━━━━━ Dataset records

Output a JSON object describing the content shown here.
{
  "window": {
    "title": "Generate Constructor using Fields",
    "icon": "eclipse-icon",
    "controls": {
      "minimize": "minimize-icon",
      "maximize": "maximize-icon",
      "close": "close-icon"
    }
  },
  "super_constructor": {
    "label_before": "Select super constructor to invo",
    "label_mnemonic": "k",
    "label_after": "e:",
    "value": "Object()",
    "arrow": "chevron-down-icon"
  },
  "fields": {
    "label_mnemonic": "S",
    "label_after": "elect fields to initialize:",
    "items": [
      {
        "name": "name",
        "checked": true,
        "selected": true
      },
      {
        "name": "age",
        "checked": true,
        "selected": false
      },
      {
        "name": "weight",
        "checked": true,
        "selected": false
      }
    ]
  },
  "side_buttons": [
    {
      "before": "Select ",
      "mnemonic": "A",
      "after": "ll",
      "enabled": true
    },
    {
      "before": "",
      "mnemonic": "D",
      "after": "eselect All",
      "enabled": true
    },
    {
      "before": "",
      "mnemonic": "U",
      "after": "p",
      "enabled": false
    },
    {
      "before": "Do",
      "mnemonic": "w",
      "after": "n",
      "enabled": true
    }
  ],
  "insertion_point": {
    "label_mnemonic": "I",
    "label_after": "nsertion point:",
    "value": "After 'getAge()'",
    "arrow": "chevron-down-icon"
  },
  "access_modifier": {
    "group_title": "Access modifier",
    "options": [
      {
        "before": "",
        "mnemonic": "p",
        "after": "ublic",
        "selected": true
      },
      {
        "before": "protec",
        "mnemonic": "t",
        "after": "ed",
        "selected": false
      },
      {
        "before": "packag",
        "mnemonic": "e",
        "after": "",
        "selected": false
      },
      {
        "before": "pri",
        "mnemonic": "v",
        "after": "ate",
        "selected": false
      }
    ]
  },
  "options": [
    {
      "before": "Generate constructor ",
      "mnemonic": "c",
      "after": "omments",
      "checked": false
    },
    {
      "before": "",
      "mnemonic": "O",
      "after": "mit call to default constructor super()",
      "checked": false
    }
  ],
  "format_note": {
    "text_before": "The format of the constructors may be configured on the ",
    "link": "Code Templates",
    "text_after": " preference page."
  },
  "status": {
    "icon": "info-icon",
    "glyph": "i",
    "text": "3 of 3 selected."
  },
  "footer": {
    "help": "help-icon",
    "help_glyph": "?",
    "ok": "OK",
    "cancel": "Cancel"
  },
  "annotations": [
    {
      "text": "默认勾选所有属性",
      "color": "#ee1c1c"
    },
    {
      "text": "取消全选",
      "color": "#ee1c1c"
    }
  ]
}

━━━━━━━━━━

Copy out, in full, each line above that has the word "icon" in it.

Answer space:
    "icon": "eclipse-icon",
      "minimize": "minimize-icon",
      "maximize": "maximize-icon",
      "close": "close-icon"
    "arrow": "chevron-down-icon"
    "arrow": "chevron-down-icon"
    "icon": "info-icon",
    "help": "help-icon",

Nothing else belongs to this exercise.